Finally, a number of edited volumes also address key issues unfolding with regards to migrant labor in the Middle East. Mehran Kamrava and Zahra Babar’s Migrant Labor in the Persian Gulf (Columbia Press, 2012) features some of the authors above, but adds perspectives from political scientists, sociologists and economists in assessing the impact of migrant labor on the emergence and success of Gulf Countries. Bina Fernandez and Marina deRegt’s Migrant Domestic Workers in the Middle East (Palgrave Press 2014) explores specific challenges faced by female domestic workers throughout the region including in Yemen, Oman, the Gulf, and Lebanon. Fernandez and deRegt offer powerful insights into the role of neoliberalism in producing inequalities that are highlighted in and through migration. The Deportation Regime: Sovereignty, Space, and the Freedom of Movement edited by Nicholas DeGenova and Natalie Peutz (Duke University Press, 2010), Migrations and Mobilities: Citizenship, Borders, and Gender (NYU Press 2009) edited by Jacqueline Bhaba and Shayla Benhabib, and Global Women: Nannies, Maids, and Sex Workers in the New Economy (Holt Paperbacks, 2004) edited by Barbara Ehrenreich and Arlie Russell Hochschild while not focused in their entireties on the Middle East all provide rich theoretical and empirical framing to challenges of feminized migration, forced migration, and the new economic world order. Each of these volumes also offer chapters on the Middle East and provide interesting comparative perspectives.

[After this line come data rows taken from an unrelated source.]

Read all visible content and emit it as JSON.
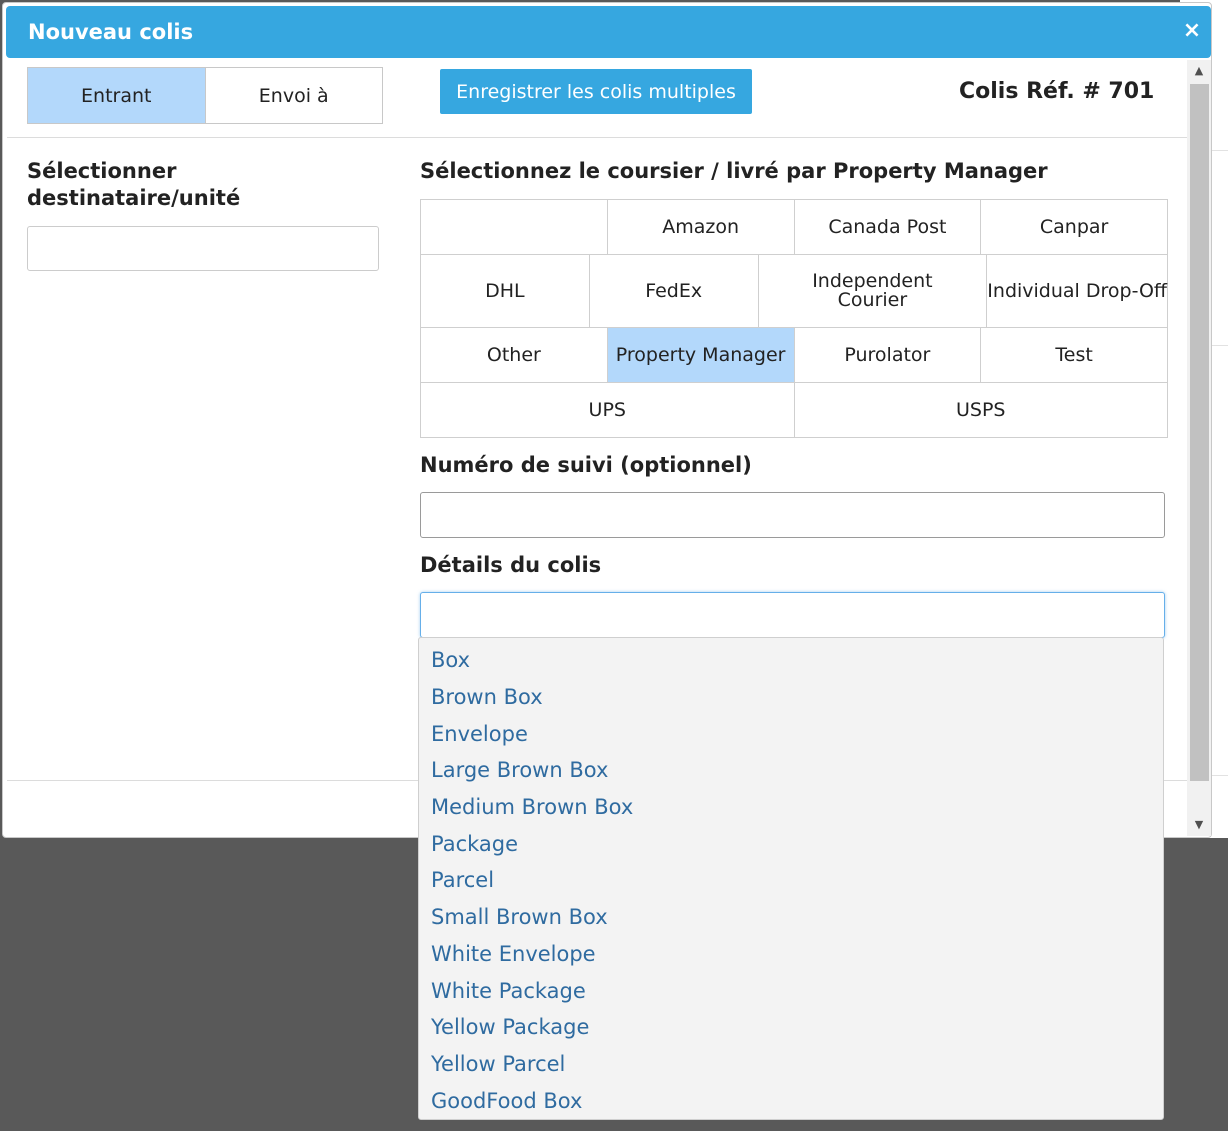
{
  "modal": {
    "title": "Nouveau colis",
    "close_label": "×"
  },
  "tabs": [
    {
      "label": "Entrant",
      "active": true
    },
    {
      "label": "Envoi à",
      "active": false
    }
  ],
  "multi_button_label": "Enregistrer les colis multiples",
  "reference": "Colis Réf. # 701",
  "recipient": {
    "label": "Sélectionner destinataire/unité",
    "value": ""
  },
  "courier": {
    "label": "Sélectionnez le coursier / livré par Property Manager",
    "rows": [
      [
        "",
        "Amazon",
        "Canada Post",
        "Canpar"
      ],
      [
        "DHL",
        "FedEx",
        "Independent Courier",
        "Individual Drop-Off"
      ],
      [
        "Other",
        "Property Manager",
        "Purolator",
        "Test"
      ],
      [
        "UPS",
        "USPS"
      ]
    ],
    "selected": "Property Manager"
  },
  "tracking": {
    "label": "Numéro de suivi (optionnel)",
    "value": ""
  },
  "details": {
    "label": "Détails du colis",
    "value": "",
    "options": [
      "Box",
      "Brown Box",
      "Envelope",
      "Large Brown Box",
      "Medium Brown Box",
      "Package",
      "Parcel",
      "Small Brown Box",
      "White Envelope",
      "White Package",
      "Yellow Package",
      "Yellow Parcel",
      "GoodFood Box"
    ]
  },
  "colors": {
    "header": "#36a7e0",
    "selected": "#b3d8fb",
    "link": "#2f6ba0"
  },
  "icons": {
    "close": "close-icon",
    "scroll_up": "scroll-up-arrow-icon",
    "scroll_down": "scroll-down-arrow-icon"
  }
}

To be sure, much of the literature on migration in the Middle East is focused on the GCC countries for now, but this is due in large part to the emergence of these countries as major migratory destination sites. Forthcoming literature will look at migration to war zones in Iraq and Afghanistan as a different type of migration, and hopefully more scholars will look at the impact of migration on countries of out-migration. Currently, some of the most interesting work on this topic comes from ethnographers who are looking at the Middle East as both a sending and receiving region for migrants, a region hiring migrants into both skilled and unskilled professions in large numbers, as well as a region hit particularly hard by neoliberal economic policies (and their impact on migrant lives) as well as by conflict, violence, and war. It will be interesting to see how scholars build on this work to address the challenges that the new wave of migrants who move in search of peace, food security, and economic prosperity will impact our understanding of migration to the Middle East writ large.